Your objective: Leaving the pictures aside, repeat every line below exactly.

==================================================

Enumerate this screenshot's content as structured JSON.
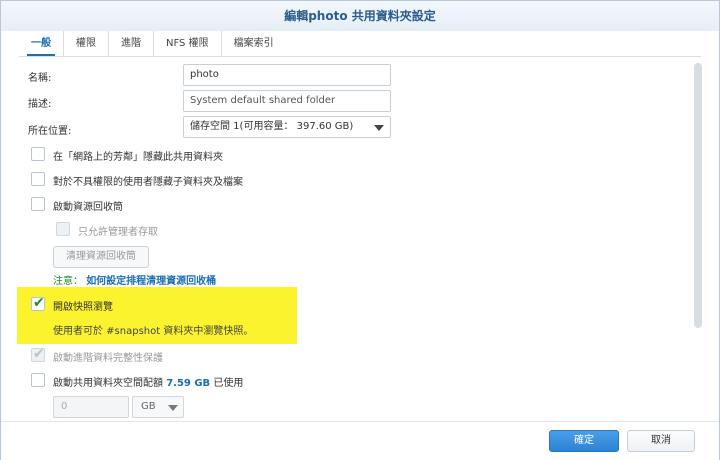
{
  "window": {
    "title": "編輯photo 共用資料夾設定"
  },
  "tabs": [
    {
      "label": "一般"
    },
    {
      "label": "權限"
    },
    {
      "label": "進階"
    },
    {
      "label": "NFS 權限"
    },
    {
      "label": "檔案索引"
    }
  ],
  "form": {
    "name_label": "名稱:",
    "name_value": "photo",
    "desc_label": "描述:",
    "desc_value": "System default shared folder",
    "location_label": "所在位置:",
    "location_value": "儲存空間 1(可用容量： 397.60 GB)"
  },
  "options": {
    "hide_network": "在「網路上的芳鄰」隱藏此共用資料夾",
    "hide_subfolders": "對於不具權限的使用者隱藏子資料夾及檔案",
    "recycle_bin": "啟動資源回收筒",
    "admin_only": "只允許管理者存取",
    "clean_button": "清理資源回收筒",
    "note_prefix": "注意：",
    "note_link": "如何設定排程清理資源回收桶",
    "snapshot_browse": "開啟快照瀏覽",
    "snapshot_desc": "使用者可於 #snapshot 資料夾中瀏覽快照。",
    "integrity": "啟動進階資料完整性保護",
    "quota_label": "啟動共用資料夾空間配額",
    "quota_used_value": "7.59 GB",
    "quota_used_suffix": "已使用",
    "quota_input": "0",
    "quota_unit": "GB"
  },
  "footer": {
    "ok": "確定",
    "cancel": "取消"
  },
  "colors": {
    "accent": "#1a6fb5",
    "highlight": "#fbf32e",
    "check": "#1c8a2d"
  }
}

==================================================

Expected answer:
Enumerate this screenshot's content as structured JSON.
{
  "window": {
    "title": "編輯photo 共用資料夾設定"
  },
  "tabs": [
    {
      "label": "一般"
    },
    {
      "label": "權限"
    },
    {
      "label": "進階"
    },
    {
      "label": "NFS 權限"
    },
    {
      "label": "檔案索引"
    }
  ],
  "form": {
    "name_label": "名稱:",
    "name_value": "photo",
    "desc_label": "描述:",
    "desc_value": "System default shared folder",
    "location_label": "所在位置:",
    "location_value": "儲存空間 1(可用容量： 397.60 GB)"
  },
  "options": {
    "hide_network": "在「網路上的芳鄰」隱藏此共用資料夾",
    "hide_subfolders": "對於不具權限的使用者隱藏子資料夾及檔案",
    "recycle_bin": "啟動資源回收筒",
    "admin_only": "只允許管理者存取",
    "clean_button": "清理資源回收筒",
    "note_prefix": "注意：",
    "note_link": "如何設定排程清理資源回收桶",
    "snapshot_browse": "開啟快照瀏覽",
    "snapshot_desc": "使用者可於 #snapshot 資料夾中瀏覽快照。",
    "integrity": "啟動進階資料完整性保護",
    "quota_label": "啟動共用資料夾空間配額",
    "quota_used_value": "7.59 GB",
    "quota_used_suffix": "已使用",
    "quota_input": "0",
    "quota_unit": "GB"
  },
  "footer": {
    "ok": "確定",
    "cancel": "取消"
  },
  "colors": {
    "accent": "#1a6fb5",
    "highlight": "#fbf32e",
    "check": "#1c8a2d"
  }
}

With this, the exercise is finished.